    • David Brenner has passed away of cancer, at age 78. Brenner was an observational comic who never 'worked blue' but was a longtime fixture on "The Tonight Show Starring Johnny Carson," appearing more than 150 times while also carving out a long career as a stand-up comedian as well as a mentor to comics such as Steve Martin and Richard Lewis, who described him to the New York Times as "the godfather of hip, observational comedy."
    KC's View:

    Published on: March 17, 2014

    Some email about the decision by Amazon to increase its Prime membership from $79 a year to $99…

    One MNB reader wrote:

    Bastards!!!!  Quite frankly I didn’t feel that this was “breaking news”, however it did prompt me to open your email immediately and ultimately go to MNB.  You got me there, KC!  No one likes price increases, however this is minuscule in the grand scheme of things.  For $99 customers are still getting a fantastic value with Prime, especially when you consider that customers get a Netflix-like streaming service (although it’s still not on-par with Netflix in terms of content yet in my opinion) and of course the 2-day shipping (I often get packages the next day since their DC is relatively close) if you order a lot of goods from Amazon, which is an incredible value.  I know that Amazon theoretically “loses” money discounting shipping for Prime users as well, especially since they’ve kept the subscription rate constant for nine years.  I don’t see a lot of Prime users canceling because of the hike.

    From another reader:

    Great idea to suggest that Amazon could have added some sort of continued commitment statement, the announcement of some additional “goodie,” or even a recap of what’s included in a Prime Membership.   But, that’s what always happens when the law department writes the memo.

    From MNB reader Skye Lininger:

    Just really quick about the Amazon Price change.

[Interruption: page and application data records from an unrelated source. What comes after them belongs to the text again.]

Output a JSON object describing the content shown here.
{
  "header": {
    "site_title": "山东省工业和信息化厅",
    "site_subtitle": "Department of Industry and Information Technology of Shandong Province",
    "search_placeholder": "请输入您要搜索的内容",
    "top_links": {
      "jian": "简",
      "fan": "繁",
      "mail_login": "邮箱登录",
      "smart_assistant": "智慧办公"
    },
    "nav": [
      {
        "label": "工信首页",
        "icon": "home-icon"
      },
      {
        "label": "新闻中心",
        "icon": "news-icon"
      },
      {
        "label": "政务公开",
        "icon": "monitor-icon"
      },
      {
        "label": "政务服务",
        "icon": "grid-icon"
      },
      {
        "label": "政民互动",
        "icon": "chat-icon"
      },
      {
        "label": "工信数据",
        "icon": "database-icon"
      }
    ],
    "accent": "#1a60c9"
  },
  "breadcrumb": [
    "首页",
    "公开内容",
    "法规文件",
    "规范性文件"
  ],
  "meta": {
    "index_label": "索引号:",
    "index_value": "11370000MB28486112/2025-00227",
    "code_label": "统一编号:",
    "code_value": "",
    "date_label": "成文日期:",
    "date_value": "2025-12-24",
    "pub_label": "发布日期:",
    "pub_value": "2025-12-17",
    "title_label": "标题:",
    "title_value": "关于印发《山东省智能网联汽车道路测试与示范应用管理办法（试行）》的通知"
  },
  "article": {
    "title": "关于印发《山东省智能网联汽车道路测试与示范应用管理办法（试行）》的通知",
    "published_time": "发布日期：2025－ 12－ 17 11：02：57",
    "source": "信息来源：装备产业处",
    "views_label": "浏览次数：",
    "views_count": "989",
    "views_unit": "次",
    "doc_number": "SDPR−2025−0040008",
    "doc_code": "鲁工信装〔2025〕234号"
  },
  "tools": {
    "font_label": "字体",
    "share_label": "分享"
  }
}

I got an email this morning as well. My membership expires in August but they said I will pay the $79 in August 2014 and that my rate won’t increase until August 2015 to $99. Interesting how they are rolling it out. I will have 8 more months at $79 than you will.
    “Your 2014 annual renewal will remain at the original price of $79. On August 18 2015, your membership will renew at $99/year.”Hi Kevin,
    This morning I stopped by my local Fred Meyer to buy an electric toothbrush. I found a Phillips Sonicare for $149.99. Just for the heck of it, I opened the Amazon app on my iPhone and scanned the barcode. Available for Prime delivery at $129.99. Since $20 isn’t nothing, I asked the customer service person if they would price match. He checked, came back and said they would price match some items like electronics, only from other local stores (not online), and not in the HBA category. I pointed out that this was an electronic product, even though it was merchandised near the pharmacy; and that Phillips was pretty much an electronics company. He was polite but unpersuaded as he watch me press “Purchase” on my phone. Today is Thursday, my new toothbrush will arrive Saturday. The people at Freddy’s are unfailingly nice and helpful. I’m a big Kroger fan. However, 20 bucks is 20 bucks. Their policy about price matching seems unclear, even to them.

    What are your thoughts?

    I think that you either match or you don't. When retailers try to split hairs, all they end up doing is convincing shoppers that they should split and go somewhere else.

    Besides, your story illustrates just how meaningless the $20 price increase … just the money you saved on a toothbrush paid for it.

    MNB reader Don Goodwin wrote:

    I think one should give some thought to what constitutes breaking news.  While the story is interesting, it surely could have waited until tomorrow morning.  This will be blown up by the media, but a non issue next week.

    Everybody is entitled to their own opinion.

    My feeling was this - that it was a story that I wanted to know about immediately, that I had the capacity to share immediately, and so, I did the breaking news alert.

    Hard to imagine that many folks would find fault with the decision…
    KC's View: